> What needs to be done: Look through the records below for lines containing the string "title", and report how many there are, nothing else.

=== Begin Enclosure ===

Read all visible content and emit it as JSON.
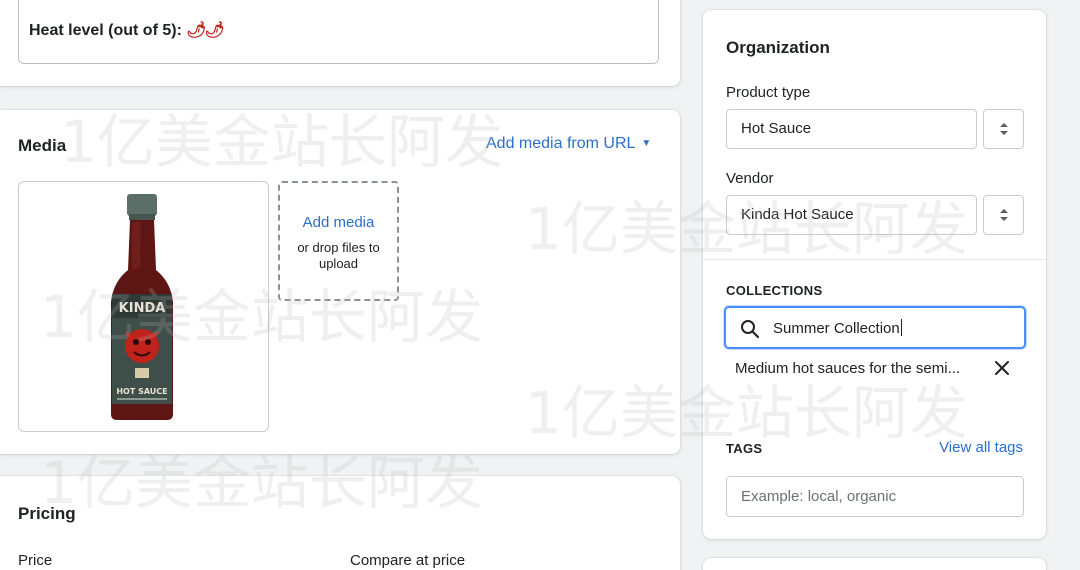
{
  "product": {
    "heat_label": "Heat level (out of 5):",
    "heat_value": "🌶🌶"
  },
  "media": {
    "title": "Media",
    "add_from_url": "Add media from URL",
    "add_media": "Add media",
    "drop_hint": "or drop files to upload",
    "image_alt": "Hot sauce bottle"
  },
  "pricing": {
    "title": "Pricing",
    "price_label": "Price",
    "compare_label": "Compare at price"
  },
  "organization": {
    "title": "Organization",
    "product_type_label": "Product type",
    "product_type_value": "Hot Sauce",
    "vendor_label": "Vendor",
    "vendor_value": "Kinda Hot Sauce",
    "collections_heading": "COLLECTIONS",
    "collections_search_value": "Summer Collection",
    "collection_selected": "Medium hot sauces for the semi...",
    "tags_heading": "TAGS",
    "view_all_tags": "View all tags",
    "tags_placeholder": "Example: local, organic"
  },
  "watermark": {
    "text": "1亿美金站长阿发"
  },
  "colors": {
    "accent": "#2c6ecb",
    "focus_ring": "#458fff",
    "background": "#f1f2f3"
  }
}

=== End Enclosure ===

> Answer space: 3